Visiting India for the first time was a fascinating experience. I’m sure everyone has their own tales to tell, but let’s get down to food, and seafood.
Indian is about 90% vegetarian and even a trip to an Indian McDonalds tells that story: the franchise advertises a host of vegetarian style burgers that I didn’t get the time to try but would have loved to see how the national franchise makes vegetarian food exciting (something India absolutely excels at).
Chickpeas is the main source of protein and it’s normally found in the ubiquitous chola, essentially a mildly-spiced chickpea curry served with Indian bread. Dhal is ubiquitous. It’s even served as the one and only dish on Jet Airways domestic flights with tea, and surprisingly, a Kit Kat!
Over the next few days, I enjoyed eating a wide range of vegetarian dishes. This reminded me of a conversation I had last year with Simon Billing, who runs the Protein Challenge — an initiative by non-profit Forum for the Future. The challenge has the ambitious goal of making sure a growing world population has adequate access to protein by 2040. For the Forum for the Future, making vegetarian food every bit as appealing as dishes containing animal protein is as important as promoting novel protein sources, for example, and the forum has enlisted top chefs to help achieve this goal. Surely gathering some of these fantastic recipes from India will be a key part of that challenge.
Louis Dreyfus CEO Gonzalo Ramirez said earlier this year that texturized vegetable protein (TVG) could experience a second wave of growth with more sophisticated products targeted at this market rapidly expanding market. India could be a great market for this segment, he said. Proponents of the so-called plant-based alternative protein market, which has risen so sharply to prominence in the past year, offers Indians with rising incomes culinary alternatives without having the to eat meat. This would bypass the traditional trend of rising GDP resulting in more meat and fish consumption.
The small minority of Indians who like to eat meat — and they number significantly more than 100 million — are surprisingly indulgent. The issue of protein deficiency in India however is a massive topic. According a recent Times of India article, most of the country is protein deficient and most people don’t know what the ideal protein intake is. Cereal constitutes 60% of an average diet, and that means that the little protein in the diet is lacking in key amino acids such as methionine, crucial for growth and tissue repair.
As a long-time resident of a South American country, and traveling in tow with my MBA colleague Julio Zavaleta (a resident of Lima), we were expecting to take scenes in our stride. However, we were both shocked by the state of the urban homeless poor. It was significantly higher than Peru and starkly different to Chile. We also found worse traffic than Lima, much to our amusement.
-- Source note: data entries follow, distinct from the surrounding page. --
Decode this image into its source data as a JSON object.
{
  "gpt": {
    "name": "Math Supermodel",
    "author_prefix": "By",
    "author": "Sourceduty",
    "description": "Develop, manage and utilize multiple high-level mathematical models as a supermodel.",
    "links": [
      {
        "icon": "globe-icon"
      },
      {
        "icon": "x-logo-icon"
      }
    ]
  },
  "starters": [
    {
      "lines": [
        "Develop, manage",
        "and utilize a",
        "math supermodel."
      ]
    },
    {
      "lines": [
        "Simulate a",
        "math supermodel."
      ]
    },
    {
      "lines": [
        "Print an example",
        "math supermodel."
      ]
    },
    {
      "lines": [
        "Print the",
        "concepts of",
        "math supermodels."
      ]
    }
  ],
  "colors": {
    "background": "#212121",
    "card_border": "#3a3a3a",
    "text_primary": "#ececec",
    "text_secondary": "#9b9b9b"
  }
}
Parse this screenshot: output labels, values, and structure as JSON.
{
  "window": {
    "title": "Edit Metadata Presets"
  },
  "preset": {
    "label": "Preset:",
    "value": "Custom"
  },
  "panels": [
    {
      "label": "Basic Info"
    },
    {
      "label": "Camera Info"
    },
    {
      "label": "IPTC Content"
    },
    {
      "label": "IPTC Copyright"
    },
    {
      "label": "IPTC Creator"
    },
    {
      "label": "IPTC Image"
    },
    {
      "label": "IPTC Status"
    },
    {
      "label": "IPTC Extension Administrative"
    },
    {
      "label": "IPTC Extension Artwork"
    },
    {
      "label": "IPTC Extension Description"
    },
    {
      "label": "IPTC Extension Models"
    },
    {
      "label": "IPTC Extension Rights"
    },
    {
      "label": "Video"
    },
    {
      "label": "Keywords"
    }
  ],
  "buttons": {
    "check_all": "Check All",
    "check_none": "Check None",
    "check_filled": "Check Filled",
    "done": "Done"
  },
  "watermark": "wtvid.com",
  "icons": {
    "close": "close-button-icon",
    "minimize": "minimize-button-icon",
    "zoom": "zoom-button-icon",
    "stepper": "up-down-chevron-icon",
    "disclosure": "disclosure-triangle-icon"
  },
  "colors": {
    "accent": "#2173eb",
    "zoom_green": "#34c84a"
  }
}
Protein deficiency is slightly less of an issue in some coastal areas that are rich in fish stocks. India is most likely a massive consumer of fish in coastal areas. But the lack of cold storage in the country means most of that fish is consumed at knock-down prices ports and seaside towns. The Arabian Sea is richer in marine diversity than the Bay of Bengal to the east of the country. This would explain why the city of Chennai appears in the above-mentioned Times of India article is one of the most protein deficient in the country. A local delicacy in Mangalore, which I visited, is pomfret served as a Mangalorean curry with coconut. Absolutely delicious!
Mangalore is the hub of India’s fishmeal industry and indeed this stretch of southwest coast in the state of Karnataka (just south of Goa), is incredibly rich in sardines. That said, India’s overall shrimp industry is growing at an alarmingly fast rate and seemingly causing a local shortage of core ingredient fishmeal as I detailed for Undercurrent News, in both a news story and the feed innovation report.
India’s insatiable demand for fishmeal has led top suppliers such as Mukka Seafoods to source from Africa and Oman. You have to wonder that the entry of the feed industry’s big guns — Cargill, Thai Union, and Charoen Pokphand Foods (CPF) — might professionalize the supply chain and take the strain off local fishmeal supplies.
It’s of no surprise that India — weeks after my visit — announced a fisheries improvement project (FIP). Cargill doesn’t readily buy into a supply chain that could be purchasing sardines out of war torn Yemen, or from West Africa to be fed to Indian shrimp that end up on dinner plates in Oklahoma. My guess is that the government of Narendra Modi to announce formal fishing quotas in the not too distant future — like Peru does.
Right now, Thailand has absorbed all of the attention of the folks who look at sustainability issues in south and southeast Asia. But a smart government will know that the spotlight will soon swing elsewhere in a region that needs to up its game in both the sustainability of wild capture fisheries and aquaculture practices.
Next week Spheric Research will blog from Shanghai. Look out for it!